Frontotemporal dementia involves a diverse range of conditions which are a cause of young onset dementia. There is selective brain atrophy in the frontal and temporal lobes, which requires brain magnetic resonance imaging for accurate diagnosis. Approximately one-quarter of cases are caused by mutations in one of three major causative genes.
Frontotemporal dementia is often associated with other neurological impairments, such as parkinsonism or motor neurone disease. Memory and navigational skills may often be maintained initially. The condition usually presents as progressive aphasia or disintegration of personality (which may be misdiagnosed as a psychiatric disorder).

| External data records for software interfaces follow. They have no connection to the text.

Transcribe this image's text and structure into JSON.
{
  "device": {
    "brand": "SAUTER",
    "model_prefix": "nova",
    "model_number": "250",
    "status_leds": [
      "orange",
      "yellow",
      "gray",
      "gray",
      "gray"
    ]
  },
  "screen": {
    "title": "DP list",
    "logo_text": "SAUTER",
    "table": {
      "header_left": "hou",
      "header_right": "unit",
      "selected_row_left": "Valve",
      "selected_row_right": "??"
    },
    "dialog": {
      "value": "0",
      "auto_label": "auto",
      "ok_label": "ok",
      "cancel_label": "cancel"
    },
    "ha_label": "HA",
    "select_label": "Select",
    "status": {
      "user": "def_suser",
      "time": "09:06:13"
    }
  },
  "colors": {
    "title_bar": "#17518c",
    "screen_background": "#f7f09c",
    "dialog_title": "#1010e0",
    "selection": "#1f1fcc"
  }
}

Treatment is mostly supportive. Patients and families require counselling, help with future planning and the involvement of social and mental health services.
Warren, JD. Rohrer, JD. [and] Rossor, MN. (2013). Frontotemporal dementia. BMJ (Clinical research ed.), August 6th 2013, Vol.347, f4827. (Click here to view the PubMed record).
[A brief reference to this item features in Dementia and Elderly Care: the Latest Evidence Newsletter (RWNHST), Volume 3 Issue 9, August 2013].